“We have some exciting things lined up,” she said. “Everything is Michigan made. We have very nice vendors and a wonderful spot to have it. The river is right across the street.”
The Vantage Point Farmers Market will be open 8 a.m. to 2 p.m. Saturdays starting May 12 at the Great Lakes Maritime Center in Port Huron, said Liz Mathews, market manager. The market also will be open 8 a.m. to 2 p.m. Tuesdays beginning July 3 and will continue that twice weekly schedule through the end of October.
Mathews said the market will have close to 40 vendors.
“This is our 12th year, and we’ve had like the same farmers and we keep adding different things,” she said. “People establish a relationship with that farmer and it’s nice to see.
“You have a relationship with somebody you’re buying your food from.”
She said the early markets focus on plants more than produce.
“We have a lot of vegetable plants, flowers, hanging baskets and we will have the staples like the baked goods,” she said. “We have a beef and pork and chicken farm this year, so we will get straight-from-the-farm meat as well as the bison meat.”
She said the produce starts showing up at the end of June when Michigan farmers start harvesting.
“We’re pretty much a Michigan market down here,” she said. “Pretty much everything down here is Michigan grown or produced.”
Mathews said people like to stroll along the St. Clair River in the morning sunshine, watching the freighters and waterfowl as they shop for tomatoes and other fruits and vegetables.

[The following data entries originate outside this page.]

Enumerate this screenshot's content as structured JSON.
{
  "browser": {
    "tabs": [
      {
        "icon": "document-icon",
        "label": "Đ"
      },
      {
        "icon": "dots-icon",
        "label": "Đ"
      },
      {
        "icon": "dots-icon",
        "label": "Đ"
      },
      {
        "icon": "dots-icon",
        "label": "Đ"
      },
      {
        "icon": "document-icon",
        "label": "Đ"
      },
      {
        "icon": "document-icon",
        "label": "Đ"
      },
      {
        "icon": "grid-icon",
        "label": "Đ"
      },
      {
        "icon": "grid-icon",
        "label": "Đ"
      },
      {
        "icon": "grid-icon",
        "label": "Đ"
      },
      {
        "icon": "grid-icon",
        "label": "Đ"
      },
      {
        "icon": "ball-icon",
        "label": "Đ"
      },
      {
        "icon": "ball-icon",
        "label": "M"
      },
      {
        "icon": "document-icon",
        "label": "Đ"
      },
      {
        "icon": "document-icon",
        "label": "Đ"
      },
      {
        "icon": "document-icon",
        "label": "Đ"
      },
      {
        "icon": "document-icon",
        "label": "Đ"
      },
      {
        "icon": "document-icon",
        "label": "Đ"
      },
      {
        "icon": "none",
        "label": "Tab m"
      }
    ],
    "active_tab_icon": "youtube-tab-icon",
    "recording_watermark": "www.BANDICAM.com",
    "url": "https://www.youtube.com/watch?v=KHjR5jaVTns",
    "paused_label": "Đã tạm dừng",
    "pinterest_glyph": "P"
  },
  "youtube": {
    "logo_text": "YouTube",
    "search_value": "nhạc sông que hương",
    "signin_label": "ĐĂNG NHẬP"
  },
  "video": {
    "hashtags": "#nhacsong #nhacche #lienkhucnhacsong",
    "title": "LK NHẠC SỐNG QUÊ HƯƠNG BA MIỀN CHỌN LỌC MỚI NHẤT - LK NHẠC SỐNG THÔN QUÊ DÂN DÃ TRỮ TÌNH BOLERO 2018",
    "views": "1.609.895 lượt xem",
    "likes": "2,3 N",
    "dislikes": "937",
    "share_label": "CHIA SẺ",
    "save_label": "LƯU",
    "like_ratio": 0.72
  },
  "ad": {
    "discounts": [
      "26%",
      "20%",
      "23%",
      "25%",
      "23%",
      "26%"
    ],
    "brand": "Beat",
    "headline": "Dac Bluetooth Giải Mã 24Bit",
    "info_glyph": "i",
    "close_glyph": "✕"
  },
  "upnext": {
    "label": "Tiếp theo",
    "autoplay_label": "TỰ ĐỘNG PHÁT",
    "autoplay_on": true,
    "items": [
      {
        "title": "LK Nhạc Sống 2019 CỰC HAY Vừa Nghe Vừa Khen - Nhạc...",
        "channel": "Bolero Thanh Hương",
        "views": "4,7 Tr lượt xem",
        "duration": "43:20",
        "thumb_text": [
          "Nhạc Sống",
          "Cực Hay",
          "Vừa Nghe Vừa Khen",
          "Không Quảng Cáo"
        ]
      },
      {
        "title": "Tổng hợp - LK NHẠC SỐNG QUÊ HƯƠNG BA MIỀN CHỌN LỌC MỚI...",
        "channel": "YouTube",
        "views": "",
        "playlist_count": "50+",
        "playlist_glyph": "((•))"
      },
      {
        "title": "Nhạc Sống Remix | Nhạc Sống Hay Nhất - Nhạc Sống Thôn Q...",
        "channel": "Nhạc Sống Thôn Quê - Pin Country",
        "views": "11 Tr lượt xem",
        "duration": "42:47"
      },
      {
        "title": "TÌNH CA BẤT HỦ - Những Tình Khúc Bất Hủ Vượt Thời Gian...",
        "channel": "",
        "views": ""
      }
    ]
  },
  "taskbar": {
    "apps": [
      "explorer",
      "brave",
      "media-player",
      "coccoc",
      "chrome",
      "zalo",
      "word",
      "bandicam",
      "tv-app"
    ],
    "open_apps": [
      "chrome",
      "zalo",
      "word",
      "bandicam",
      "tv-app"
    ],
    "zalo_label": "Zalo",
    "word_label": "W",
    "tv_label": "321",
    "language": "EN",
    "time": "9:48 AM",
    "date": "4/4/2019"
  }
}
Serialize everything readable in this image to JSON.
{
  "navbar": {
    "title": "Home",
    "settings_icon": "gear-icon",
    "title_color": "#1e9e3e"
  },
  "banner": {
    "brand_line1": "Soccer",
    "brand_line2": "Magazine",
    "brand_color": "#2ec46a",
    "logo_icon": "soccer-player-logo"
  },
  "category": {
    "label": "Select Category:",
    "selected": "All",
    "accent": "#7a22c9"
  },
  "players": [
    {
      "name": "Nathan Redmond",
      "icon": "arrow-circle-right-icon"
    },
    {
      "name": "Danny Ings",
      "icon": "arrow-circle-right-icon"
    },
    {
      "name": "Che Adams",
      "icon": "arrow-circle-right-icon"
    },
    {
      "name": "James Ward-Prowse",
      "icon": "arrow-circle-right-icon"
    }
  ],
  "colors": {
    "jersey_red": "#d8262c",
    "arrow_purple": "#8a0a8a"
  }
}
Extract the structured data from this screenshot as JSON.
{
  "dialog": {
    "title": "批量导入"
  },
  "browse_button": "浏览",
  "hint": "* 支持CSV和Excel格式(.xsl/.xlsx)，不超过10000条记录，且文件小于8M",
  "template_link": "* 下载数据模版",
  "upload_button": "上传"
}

“I think you get to know your farmer and where the food is coming from,” she said. “You can ask a farmer what his practices are — does he use a fertilizer, does he use a pesticide — and it’s fresh. It was picked the day before.”